--- Data supplied Enclosed Below ---

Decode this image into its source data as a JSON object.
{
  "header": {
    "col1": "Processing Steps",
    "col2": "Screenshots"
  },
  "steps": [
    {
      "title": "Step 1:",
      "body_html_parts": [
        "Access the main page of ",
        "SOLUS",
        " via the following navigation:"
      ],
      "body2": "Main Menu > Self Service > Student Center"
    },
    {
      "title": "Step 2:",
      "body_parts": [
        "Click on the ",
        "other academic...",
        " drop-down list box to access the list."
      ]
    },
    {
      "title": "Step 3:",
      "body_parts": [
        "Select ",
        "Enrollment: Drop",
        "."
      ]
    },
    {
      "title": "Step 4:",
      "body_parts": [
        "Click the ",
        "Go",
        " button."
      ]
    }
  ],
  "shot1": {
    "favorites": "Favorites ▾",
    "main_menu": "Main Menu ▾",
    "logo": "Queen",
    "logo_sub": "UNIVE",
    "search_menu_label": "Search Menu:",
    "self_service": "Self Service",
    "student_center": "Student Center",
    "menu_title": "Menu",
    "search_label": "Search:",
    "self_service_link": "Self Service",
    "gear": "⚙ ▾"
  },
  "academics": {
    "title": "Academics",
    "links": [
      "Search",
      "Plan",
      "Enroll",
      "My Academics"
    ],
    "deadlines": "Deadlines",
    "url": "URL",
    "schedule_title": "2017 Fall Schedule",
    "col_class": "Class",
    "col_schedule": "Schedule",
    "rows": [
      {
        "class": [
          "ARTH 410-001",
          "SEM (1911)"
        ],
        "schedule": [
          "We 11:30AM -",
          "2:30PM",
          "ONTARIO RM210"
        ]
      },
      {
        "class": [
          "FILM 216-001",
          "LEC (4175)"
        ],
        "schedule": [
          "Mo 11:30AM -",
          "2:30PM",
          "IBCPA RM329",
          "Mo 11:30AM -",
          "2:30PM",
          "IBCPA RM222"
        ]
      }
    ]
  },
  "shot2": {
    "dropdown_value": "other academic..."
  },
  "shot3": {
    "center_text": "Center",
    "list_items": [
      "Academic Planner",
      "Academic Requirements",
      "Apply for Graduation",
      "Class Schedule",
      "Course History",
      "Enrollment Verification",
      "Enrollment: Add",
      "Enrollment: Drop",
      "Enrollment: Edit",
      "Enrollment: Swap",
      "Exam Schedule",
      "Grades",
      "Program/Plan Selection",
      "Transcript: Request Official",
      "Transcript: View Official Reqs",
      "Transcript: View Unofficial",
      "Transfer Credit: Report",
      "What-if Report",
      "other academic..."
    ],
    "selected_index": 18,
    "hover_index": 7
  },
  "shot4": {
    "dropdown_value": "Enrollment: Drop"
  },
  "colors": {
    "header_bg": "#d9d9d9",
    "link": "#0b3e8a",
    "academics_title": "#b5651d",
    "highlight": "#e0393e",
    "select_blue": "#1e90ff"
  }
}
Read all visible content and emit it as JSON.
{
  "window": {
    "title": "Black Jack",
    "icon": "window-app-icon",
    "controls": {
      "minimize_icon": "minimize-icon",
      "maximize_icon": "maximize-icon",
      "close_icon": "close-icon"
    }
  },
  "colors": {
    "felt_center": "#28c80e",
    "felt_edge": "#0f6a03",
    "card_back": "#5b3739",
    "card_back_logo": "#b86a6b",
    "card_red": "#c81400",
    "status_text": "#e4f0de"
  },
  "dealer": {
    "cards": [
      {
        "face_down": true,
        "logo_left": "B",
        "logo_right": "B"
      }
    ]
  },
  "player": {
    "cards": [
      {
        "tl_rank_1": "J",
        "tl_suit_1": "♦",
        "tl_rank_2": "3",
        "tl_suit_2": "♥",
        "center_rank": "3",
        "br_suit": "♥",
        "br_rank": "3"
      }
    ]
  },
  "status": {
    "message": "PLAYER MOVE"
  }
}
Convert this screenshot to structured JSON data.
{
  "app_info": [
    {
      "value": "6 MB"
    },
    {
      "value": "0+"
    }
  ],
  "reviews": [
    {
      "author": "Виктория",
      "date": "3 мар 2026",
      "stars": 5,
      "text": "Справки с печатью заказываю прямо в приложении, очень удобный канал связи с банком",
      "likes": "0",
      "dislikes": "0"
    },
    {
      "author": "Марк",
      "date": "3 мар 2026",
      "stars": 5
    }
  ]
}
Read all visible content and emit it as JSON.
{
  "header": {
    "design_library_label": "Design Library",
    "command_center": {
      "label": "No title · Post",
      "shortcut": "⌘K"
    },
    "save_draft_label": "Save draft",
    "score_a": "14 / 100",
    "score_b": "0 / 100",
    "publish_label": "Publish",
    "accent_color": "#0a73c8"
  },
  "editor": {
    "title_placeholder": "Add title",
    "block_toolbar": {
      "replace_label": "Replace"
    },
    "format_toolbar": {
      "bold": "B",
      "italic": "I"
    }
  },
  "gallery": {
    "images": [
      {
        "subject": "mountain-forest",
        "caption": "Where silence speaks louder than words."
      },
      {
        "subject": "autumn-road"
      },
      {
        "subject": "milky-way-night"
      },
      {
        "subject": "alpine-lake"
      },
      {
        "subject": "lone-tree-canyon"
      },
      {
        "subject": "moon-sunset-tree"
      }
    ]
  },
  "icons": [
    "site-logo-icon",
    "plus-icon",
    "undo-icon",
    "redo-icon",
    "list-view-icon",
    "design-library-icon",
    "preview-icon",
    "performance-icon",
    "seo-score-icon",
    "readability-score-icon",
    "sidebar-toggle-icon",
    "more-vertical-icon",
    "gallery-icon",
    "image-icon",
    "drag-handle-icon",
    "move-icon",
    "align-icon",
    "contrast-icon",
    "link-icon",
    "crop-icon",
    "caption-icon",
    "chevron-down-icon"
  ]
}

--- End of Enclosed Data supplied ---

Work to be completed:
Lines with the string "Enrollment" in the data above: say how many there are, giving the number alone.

Written response:
7